A report in 1966 by a Dr. Frederick Snyder claimed that REM sleep had a “sentinel” function that helps animals get into fight or flight mode when attacked. Dr. WANG Liping and his team at the Shenzhen Institute of Advanced Technology have proven this hypothesis.
The team found a common circuit that regulates innate fear and REM sleep. They published their findings in Neuron on January 21st.
When exposed to trimethylthiazoline (TMT), an odor that indicates the presence of a predator, animals in REM sleep roused quickly. Animals that were not in REM sleep, however, were not as quick to respond.
The area of the brain, the medial subthalamic nucleus, contains a high density of corticotropin-releasing hormone neurons. These neurons produce a lower arousal threshold during REM for detecting predator threats and an increased defensive response after awakening.

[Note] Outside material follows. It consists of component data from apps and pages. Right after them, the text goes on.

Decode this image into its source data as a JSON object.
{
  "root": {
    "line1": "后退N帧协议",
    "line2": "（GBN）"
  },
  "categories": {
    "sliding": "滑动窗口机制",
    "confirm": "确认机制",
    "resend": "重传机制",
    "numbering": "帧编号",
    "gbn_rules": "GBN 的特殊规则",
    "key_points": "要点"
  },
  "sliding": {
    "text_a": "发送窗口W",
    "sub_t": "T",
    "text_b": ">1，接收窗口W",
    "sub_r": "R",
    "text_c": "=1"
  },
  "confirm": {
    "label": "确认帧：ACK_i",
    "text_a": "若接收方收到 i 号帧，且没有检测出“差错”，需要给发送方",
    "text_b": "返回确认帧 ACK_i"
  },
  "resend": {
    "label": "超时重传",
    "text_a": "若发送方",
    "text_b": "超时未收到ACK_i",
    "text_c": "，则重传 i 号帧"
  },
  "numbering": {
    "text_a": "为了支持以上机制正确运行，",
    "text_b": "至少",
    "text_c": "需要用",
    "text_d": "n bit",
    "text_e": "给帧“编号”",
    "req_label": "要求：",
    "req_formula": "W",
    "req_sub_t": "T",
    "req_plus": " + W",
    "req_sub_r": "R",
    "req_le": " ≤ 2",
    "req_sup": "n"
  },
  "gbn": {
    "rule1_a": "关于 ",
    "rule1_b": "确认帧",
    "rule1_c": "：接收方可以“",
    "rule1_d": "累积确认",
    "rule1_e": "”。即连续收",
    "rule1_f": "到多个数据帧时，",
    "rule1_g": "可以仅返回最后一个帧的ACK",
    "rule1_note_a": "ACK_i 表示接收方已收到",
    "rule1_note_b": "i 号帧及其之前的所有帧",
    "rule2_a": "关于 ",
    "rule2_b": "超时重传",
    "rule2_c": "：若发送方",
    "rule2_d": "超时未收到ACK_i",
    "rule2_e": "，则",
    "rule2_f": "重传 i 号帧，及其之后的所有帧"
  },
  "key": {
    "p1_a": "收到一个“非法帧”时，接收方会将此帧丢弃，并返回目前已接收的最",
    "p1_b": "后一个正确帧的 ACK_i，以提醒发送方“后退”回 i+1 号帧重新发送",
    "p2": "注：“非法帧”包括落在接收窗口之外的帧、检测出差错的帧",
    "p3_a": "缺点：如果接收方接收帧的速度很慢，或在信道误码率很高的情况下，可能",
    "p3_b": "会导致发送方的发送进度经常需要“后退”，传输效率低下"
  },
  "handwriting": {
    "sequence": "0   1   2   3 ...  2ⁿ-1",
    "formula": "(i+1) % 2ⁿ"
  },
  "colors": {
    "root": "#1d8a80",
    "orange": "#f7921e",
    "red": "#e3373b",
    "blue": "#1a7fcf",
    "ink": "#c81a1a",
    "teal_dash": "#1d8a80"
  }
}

For further information on this study, read their report here.